= Beginning of Section =
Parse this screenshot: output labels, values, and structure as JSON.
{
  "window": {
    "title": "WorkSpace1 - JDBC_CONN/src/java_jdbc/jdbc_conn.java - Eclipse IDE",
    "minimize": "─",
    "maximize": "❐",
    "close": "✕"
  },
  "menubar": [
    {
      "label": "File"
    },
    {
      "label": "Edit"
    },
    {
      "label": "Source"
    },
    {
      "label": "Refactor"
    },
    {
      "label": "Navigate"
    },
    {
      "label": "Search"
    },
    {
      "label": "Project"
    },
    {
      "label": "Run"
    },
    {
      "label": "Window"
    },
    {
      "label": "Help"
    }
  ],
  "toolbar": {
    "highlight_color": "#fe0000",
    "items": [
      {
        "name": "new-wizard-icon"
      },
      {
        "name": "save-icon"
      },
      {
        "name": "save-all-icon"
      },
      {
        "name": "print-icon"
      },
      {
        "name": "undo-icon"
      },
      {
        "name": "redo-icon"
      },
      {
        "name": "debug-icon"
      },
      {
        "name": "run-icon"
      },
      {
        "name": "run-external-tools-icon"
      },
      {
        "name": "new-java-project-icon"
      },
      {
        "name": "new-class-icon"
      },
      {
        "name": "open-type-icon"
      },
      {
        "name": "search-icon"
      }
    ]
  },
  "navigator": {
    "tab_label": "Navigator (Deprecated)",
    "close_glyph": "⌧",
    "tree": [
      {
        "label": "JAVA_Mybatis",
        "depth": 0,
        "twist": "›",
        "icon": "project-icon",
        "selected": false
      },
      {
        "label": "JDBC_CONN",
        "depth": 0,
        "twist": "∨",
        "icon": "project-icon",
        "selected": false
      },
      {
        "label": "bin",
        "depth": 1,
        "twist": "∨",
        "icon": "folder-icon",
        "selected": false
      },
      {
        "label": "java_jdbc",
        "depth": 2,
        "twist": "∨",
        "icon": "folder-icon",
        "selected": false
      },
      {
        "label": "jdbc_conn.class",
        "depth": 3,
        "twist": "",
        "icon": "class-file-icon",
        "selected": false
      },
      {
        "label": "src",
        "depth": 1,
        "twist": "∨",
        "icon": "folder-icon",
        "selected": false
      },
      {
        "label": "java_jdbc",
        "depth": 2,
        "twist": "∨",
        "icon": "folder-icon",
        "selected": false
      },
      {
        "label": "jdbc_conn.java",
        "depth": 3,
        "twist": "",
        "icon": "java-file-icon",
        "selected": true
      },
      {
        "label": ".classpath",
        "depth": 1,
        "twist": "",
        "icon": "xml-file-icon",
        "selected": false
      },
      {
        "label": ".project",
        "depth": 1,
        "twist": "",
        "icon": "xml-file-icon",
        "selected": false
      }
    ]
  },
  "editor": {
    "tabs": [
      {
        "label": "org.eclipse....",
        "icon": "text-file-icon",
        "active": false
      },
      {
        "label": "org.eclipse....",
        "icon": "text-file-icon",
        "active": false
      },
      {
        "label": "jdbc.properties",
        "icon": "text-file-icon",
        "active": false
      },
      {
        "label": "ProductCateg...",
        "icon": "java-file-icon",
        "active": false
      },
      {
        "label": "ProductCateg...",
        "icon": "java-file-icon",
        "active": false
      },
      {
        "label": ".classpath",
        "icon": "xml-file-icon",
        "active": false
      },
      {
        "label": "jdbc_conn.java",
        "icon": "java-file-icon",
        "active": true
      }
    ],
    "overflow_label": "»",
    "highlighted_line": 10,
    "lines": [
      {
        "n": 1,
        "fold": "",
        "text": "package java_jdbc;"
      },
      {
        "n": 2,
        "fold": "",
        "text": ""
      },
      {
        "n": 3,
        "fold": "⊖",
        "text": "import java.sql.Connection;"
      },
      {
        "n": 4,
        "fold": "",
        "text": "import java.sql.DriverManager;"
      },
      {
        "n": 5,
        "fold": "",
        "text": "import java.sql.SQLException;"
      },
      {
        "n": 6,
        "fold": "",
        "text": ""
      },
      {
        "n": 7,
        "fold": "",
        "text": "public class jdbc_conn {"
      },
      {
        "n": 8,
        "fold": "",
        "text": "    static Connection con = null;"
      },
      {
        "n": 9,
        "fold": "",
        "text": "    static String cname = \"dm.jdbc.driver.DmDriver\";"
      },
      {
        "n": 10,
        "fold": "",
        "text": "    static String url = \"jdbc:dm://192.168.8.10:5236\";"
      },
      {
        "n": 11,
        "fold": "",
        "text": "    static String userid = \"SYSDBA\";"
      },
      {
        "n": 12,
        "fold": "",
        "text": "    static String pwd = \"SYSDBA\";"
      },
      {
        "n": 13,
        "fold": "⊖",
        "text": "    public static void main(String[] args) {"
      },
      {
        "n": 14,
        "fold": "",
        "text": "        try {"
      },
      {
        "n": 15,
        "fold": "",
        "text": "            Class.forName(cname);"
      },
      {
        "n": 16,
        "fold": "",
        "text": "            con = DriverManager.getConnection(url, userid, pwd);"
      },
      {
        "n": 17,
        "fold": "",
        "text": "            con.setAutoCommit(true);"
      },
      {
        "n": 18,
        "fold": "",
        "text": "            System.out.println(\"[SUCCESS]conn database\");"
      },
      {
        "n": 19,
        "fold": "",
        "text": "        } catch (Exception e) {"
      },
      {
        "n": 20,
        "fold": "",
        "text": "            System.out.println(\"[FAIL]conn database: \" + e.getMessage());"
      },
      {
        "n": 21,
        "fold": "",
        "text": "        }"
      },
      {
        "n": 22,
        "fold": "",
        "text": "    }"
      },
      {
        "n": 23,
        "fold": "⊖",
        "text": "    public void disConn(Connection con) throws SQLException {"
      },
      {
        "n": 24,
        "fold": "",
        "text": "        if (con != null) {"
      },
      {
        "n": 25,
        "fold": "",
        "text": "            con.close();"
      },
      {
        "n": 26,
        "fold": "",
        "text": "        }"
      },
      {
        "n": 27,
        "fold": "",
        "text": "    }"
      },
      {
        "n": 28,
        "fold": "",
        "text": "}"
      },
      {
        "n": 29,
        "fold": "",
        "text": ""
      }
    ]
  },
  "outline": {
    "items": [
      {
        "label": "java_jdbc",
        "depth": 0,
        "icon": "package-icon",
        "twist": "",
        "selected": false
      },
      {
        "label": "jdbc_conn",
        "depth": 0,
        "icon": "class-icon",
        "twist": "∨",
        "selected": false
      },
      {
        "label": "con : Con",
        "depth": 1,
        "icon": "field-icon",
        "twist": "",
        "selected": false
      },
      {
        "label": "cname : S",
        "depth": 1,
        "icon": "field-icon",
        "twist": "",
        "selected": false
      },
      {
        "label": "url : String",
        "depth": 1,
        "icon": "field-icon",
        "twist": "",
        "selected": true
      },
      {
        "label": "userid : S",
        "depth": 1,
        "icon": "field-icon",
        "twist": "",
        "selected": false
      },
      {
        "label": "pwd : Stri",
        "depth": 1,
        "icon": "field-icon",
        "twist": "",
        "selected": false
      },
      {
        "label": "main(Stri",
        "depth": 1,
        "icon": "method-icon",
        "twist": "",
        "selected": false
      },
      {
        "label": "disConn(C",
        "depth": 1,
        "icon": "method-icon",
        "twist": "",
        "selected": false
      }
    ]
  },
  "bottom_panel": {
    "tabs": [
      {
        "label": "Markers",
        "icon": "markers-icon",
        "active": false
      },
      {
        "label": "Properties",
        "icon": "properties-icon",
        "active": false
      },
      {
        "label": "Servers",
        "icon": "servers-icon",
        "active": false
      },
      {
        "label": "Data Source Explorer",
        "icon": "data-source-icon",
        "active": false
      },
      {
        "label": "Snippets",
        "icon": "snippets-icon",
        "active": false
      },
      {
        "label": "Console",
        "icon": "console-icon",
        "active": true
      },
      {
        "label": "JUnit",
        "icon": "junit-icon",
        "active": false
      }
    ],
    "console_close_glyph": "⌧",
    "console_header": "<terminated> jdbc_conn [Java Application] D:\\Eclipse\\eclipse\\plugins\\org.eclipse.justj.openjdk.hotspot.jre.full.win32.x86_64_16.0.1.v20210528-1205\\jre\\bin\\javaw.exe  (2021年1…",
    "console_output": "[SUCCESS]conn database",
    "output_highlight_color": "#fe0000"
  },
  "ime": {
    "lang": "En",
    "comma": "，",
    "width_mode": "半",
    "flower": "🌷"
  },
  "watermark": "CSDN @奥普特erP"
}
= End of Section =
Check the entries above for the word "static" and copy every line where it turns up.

        "text": "    static Connection con = null;"
        "text": "    static String cname = \"dm.jdbc.driver.DmDriver\";"
        "text": "    static String url = \"jdbc:dm://192.168.8.10:5236\";"
        "text": "    static String userid = \"SYSDBA\";"
        "text": "    static String pwd = \"SYSDBA\";"
        "text": "    public static void main(String[] args) {"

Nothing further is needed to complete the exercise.